However, according to Cancer Research UK, there is a shortage of senior cancer immunologists working in the field. What’s more, there is no dedicated programme in the UK to train the next generation in order to fill this skills gap. Until now.
A PhD studentship costs £141,000 with domestic fees and £212,000 with international fees.
PhD in Cancer Immunology
Having already built the UK’s first research cancer dedicated to immunology, the University of Southampton now offers the UK’s first integrated PhD in Cancer Immunology.
This four-year structured programme offers the advanced research and associated quantitative and bioinformatics skills required to become an independent researcher in cancer immunology. It has been developed by scientists based in the Centre who are at the forefront of cancer immunology research.
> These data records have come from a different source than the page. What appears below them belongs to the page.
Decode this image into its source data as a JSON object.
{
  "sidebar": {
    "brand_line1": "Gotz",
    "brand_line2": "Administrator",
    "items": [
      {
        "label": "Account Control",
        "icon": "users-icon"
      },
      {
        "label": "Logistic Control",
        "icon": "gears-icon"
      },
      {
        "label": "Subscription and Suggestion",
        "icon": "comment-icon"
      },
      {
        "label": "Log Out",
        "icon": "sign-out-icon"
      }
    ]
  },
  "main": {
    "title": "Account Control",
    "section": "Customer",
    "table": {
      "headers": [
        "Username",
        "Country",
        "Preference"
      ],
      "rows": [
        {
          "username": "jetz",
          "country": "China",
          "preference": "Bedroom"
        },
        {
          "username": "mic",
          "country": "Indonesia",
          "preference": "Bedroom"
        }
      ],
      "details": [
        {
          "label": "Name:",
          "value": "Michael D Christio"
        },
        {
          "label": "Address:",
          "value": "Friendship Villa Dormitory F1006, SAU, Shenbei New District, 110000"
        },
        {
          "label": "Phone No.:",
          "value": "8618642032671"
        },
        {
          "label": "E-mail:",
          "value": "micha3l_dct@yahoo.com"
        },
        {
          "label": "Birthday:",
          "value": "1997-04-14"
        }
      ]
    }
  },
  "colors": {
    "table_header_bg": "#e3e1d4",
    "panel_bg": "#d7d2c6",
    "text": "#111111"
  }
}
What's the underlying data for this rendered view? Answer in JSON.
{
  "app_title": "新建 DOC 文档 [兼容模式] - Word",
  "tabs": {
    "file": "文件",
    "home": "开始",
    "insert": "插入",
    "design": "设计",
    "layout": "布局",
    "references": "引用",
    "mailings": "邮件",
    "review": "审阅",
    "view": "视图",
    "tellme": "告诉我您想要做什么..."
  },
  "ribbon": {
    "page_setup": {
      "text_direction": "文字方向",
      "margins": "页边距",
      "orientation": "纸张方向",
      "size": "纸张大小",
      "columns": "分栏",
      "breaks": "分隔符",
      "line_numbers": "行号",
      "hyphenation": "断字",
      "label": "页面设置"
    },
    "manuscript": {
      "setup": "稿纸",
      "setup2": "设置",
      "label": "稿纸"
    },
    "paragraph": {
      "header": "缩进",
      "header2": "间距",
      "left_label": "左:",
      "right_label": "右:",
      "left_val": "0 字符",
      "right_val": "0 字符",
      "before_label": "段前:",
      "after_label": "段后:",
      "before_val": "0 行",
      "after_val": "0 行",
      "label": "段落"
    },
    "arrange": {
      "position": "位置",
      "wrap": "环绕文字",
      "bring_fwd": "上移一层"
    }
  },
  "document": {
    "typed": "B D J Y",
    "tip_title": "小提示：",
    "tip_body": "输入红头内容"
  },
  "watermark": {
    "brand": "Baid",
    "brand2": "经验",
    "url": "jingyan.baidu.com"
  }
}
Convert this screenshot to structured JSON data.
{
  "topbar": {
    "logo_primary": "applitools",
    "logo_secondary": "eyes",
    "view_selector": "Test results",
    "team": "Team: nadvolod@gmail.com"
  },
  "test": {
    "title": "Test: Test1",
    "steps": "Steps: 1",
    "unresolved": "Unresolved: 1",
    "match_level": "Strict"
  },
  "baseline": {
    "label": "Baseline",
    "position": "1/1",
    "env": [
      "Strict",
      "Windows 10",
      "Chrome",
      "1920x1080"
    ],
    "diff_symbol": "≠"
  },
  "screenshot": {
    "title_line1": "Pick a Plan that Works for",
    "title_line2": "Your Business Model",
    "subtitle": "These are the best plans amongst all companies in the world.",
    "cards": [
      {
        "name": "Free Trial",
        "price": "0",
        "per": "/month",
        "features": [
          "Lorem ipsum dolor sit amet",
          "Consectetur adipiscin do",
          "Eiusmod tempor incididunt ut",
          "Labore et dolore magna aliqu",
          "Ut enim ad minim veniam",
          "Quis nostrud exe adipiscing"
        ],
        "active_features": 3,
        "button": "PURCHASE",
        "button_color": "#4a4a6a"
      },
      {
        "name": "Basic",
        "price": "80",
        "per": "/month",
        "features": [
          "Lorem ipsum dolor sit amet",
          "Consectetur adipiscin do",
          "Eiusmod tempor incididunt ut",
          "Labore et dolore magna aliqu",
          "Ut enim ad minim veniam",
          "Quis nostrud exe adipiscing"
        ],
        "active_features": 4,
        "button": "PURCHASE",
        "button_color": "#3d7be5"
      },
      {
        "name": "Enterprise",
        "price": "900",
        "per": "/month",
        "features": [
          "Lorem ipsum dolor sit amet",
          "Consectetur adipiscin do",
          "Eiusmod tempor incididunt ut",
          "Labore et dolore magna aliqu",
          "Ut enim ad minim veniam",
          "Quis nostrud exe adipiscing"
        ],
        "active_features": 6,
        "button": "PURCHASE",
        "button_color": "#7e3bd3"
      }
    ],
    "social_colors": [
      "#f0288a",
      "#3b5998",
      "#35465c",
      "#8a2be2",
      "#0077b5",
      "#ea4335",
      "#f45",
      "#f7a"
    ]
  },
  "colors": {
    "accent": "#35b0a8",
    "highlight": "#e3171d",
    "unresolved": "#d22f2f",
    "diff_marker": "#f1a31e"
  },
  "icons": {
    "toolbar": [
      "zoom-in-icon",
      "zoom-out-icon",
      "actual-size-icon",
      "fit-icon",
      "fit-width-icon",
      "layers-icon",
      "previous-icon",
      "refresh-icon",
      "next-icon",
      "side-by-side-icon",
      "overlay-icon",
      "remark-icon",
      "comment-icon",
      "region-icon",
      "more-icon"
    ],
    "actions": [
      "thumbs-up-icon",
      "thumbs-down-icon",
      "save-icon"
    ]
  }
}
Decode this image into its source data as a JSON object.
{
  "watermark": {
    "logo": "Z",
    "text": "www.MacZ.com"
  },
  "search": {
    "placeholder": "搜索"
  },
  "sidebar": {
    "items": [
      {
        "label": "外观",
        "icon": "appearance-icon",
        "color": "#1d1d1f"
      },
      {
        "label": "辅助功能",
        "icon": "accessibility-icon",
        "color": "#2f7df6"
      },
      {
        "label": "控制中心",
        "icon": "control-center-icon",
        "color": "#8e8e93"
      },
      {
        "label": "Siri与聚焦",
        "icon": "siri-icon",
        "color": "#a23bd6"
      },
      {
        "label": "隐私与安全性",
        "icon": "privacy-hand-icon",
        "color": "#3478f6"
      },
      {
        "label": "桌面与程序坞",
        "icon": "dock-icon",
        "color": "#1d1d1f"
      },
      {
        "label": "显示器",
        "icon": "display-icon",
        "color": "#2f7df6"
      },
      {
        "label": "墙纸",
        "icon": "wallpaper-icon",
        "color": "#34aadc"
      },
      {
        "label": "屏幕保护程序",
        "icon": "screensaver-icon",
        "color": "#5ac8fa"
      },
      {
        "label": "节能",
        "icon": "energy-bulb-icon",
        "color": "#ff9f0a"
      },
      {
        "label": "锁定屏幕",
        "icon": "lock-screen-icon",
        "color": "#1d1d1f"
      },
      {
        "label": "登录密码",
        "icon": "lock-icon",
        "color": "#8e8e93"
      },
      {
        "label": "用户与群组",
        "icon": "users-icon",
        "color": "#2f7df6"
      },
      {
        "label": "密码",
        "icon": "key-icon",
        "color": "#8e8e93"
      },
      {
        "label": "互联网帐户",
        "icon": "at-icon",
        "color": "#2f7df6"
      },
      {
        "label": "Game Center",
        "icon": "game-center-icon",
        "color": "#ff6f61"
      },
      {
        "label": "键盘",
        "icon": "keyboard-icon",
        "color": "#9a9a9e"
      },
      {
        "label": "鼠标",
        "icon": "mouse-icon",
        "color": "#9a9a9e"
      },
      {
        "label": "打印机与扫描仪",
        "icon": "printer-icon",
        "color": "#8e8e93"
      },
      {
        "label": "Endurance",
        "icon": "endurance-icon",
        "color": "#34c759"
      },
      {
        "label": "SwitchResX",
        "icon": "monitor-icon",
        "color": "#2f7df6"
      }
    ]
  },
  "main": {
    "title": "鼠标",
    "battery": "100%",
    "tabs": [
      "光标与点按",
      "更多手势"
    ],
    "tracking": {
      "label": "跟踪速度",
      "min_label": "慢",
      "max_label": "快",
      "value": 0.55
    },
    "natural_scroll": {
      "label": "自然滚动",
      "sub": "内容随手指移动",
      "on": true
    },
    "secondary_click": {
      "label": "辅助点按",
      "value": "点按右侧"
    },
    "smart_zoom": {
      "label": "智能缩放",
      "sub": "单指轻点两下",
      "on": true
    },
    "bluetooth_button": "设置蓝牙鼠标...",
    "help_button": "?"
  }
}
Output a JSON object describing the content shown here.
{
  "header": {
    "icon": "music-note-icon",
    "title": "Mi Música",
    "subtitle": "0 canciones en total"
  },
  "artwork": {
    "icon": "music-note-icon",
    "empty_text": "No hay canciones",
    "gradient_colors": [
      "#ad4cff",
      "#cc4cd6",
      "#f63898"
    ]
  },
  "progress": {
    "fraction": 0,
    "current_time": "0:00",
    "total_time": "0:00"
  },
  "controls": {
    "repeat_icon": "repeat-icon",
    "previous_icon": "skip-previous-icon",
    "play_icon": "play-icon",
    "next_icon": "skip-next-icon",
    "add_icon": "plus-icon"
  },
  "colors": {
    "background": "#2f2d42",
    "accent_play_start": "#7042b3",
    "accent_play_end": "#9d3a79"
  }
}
In their first year, students will undertake taught modules in quantitative biology, advanced research skills, and cancer immunology as well as three short research projects under the supervision of members, or associate members of the Centre for Cancer Immunology. This is a multidisciplinary community and includes engineers, computer scientists, chemists and mathematicians as well as biomedical scientists and clinicians.
In years two to four, students will undertake a focused research project with a member of the Centre – usually in collaboration with an associate member.
Our experience in the Faculty of Medicine is that students who graduate from an integrated four-year programme are better equipped to become research leaders of the future – be that in academia or industry.
PhD students are usually funded through research charities such as CRUK or Wessex Medical Research, through the Centre’s Cancer Immunology Talent Fund, or a combination of both.
The Cancer Immunology Talent Fund is supported entirely through philanthropic donations. Read more here.
To find out more about the application process click here.
Students making a difference
Students currently studying at the Centre for Cancer Immunology are already making a difference.
Michaela Christodoulaki (pictured above) is carrying out a four-year research project into cervical cancer, with the ultimate aim of being able to identify women at high risk of developing the disease, so that they can receive early treatment.
Originally from Greece, Michaela was attracted to the Centre after completing her undergraduate degree thanks to its international reputation. Read more about Michaela’s story here.
Michaela Christodoulaki, PhD student
Every person is working towards the common goal of eliminating cancer. To know that our discoveries in the laboratories will and their way into patient clinics makes all of the work so rewarding.